American Enterprise Institute "Economist" of Mass Destruction Kevin Hassett Strikes Again (Republican War on Science Department)
Carrying the Republican War on Science to previously unplumbed depths of human stupidity, Kevin "Dow 36000" Hassett of the American Enterprise Institute calls for the USAF to bomb both France and Switzerland, hoping to get the scientists in their tunnels before they can destroy the earth:
Atom Smasher Exposes Hole in Earth’s Defenses: The Large Hadron Collider... consumes about the same amount of energy as a large city... could provide evidence of the existence of the Higgs boson, a hypothesized particle that has become known as the God particle. If it is found to exist, it could complete our understanding of the basic laws of the universe.... [T]he collider’s energy could induce a catastrophic event. A brilliant review of the risks associated with the experiment by University of North Dakota law professor Eric Johnson.... The chief threat is that the LHC’s high-energy collisions might create a microscopic black hole that would, perhaps over a few years, swallow the Earth.... One paper even suggested that something with the energy level of the LHC might generate one black hole per second.
With its initial safety argument under assault, the physics community turned to an alternative. Even if a black hole were created, this new argument went, it would be tiny and would evaporate harmlessly. This was consistent with a theory of physicist Stephen Hawking. The evaporation argument was widely viewed as sound, and the LHC continued on track. But later, some top scholars began to publish papers questioning the evaporation hypothesis. The issue is far from decided. So the physics community retreated to what originally seemed like a terrific point: High-energy cosmic rays constantly bombard Earth and collide with particles in the atmosphere. If those collisions were going to create a black hole, then Earth would already be gone. It turns out that this argument, too, is a loser. When a cosmic ray rocketing toward Earth collides with a particle, the result of the collision would most likely be blasted into space. That means a black hole created by such a collision might be well beyond our galaxy before it is large enough to harm anything. In the LHC, by contrast, the result of collisions between two particle beams might stay put and cause significant trouble....

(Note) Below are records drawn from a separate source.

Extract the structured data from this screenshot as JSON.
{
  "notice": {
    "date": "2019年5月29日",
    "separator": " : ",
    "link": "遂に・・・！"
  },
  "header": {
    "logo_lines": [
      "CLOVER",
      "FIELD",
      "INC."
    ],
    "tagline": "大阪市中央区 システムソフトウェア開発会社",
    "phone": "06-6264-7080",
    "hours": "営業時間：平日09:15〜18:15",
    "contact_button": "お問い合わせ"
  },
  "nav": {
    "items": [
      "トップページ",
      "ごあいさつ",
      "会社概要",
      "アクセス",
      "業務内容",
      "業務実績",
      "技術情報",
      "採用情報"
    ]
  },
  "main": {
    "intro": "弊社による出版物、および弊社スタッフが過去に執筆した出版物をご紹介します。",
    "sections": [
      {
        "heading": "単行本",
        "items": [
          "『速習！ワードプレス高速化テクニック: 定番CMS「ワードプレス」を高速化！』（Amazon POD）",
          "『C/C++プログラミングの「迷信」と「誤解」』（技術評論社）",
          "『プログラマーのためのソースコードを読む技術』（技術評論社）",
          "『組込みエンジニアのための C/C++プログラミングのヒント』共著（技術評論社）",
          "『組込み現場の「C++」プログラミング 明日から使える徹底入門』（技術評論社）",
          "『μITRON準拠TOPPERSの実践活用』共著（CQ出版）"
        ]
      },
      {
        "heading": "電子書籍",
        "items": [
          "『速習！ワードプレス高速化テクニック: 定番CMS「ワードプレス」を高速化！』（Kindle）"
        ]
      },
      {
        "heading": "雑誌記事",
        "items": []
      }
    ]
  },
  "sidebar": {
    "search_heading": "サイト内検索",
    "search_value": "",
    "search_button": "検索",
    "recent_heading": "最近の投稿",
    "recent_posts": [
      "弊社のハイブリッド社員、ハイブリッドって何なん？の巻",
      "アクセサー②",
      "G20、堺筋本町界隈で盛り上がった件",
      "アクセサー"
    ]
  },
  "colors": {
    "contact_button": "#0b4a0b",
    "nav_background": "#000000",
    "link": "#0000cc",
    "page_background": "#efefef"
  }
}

Oxford University’s Toby Ord, a philosopher by training, adds... [i]t may be that the models that we use to make predictions about the possibility of catastrophe are themselves flawed.... Ord estimates that the odds of the LHC producing a disaster are between one in 1,000 and one in 1 million... the likely benefits from this experiment... [cannot]... justify accepting a cost that includes a real risk of the Earth’s destruction.... As science progresses, the possibility climbs ever higher that the fondest dreams of scientists might entail risks of planetary destruction.... The best science explores things far from our understanding. How can we know that things we do not understand will not kill us?
Right now... [if] the U.S. wanted to stop the LHC experiment, it would have no recourse short of military action...
Business Week should be deeply, deeply ashamed of itself.
I know that the American Enterprise Institute is not shamed by anything, but even an organization that is not shamed by anything should be ashamed of this.
Let me just say that, IIRC, Leon Lederman named the hypothesized Higgs boson the "God particle" as a joke, because its effects were everywhere yet nobody had ever seen it in the flesh--not because it was in any way powerful or dangerous or numinous or terrifying.
It saddens me to think of the physicists who are going to have to waste their time dealing with this...